PROBLEM TO WORK ON → Copy each line of the records that includes "Assignment".

Element data from apps and pages
━━━━━━━━

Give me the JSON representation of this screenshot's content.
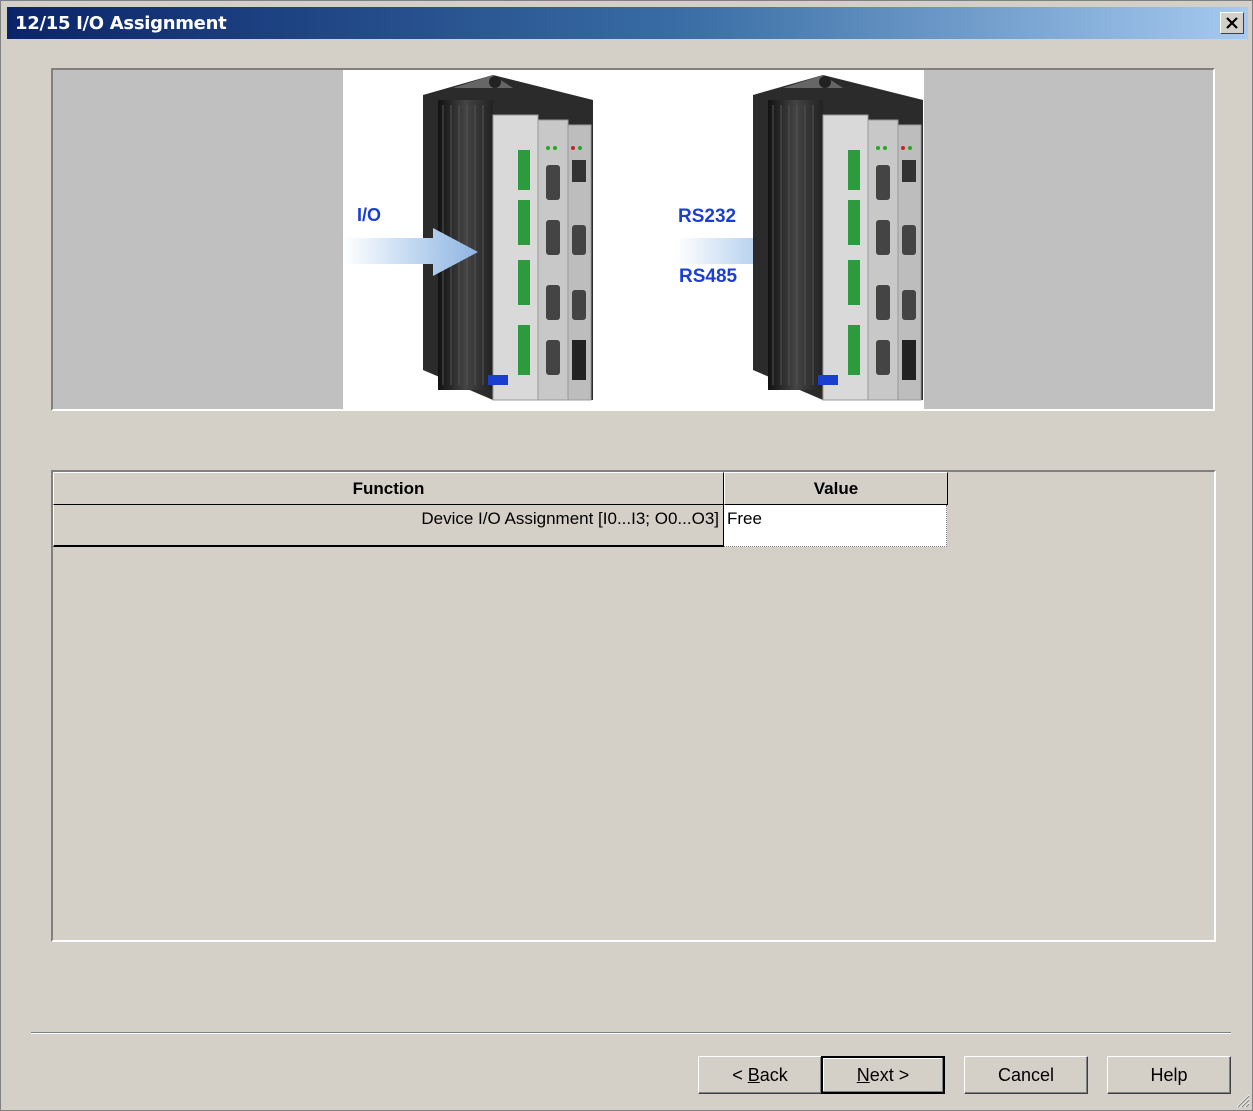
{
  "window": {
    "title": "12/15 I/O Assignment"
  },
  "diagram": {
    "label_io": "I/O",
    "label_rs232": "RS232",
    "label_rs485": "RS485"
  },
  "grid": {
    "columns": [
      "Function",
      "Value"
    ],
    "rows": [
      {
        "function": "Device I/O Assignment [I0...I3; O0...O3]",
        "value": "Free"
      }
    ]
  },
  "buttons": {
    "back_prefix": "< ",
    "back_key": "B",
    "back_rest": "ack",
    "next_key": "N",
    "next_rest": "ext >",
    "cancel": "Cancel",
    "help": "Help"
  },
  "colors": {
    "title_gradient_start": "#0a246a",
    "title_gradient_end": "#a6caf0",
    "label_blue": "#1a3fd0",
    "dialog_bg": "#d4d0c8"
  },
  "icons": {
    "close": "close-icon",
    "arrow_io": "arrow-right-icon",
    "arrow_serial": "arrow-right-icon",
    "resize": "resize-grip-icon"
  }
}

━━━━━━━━

ANSWER FOR THIS EXERCISE →
    "title": "12/15 I/O Assignment"
        "function": "Device I/O Assignment [I0...I3; O0...O3]",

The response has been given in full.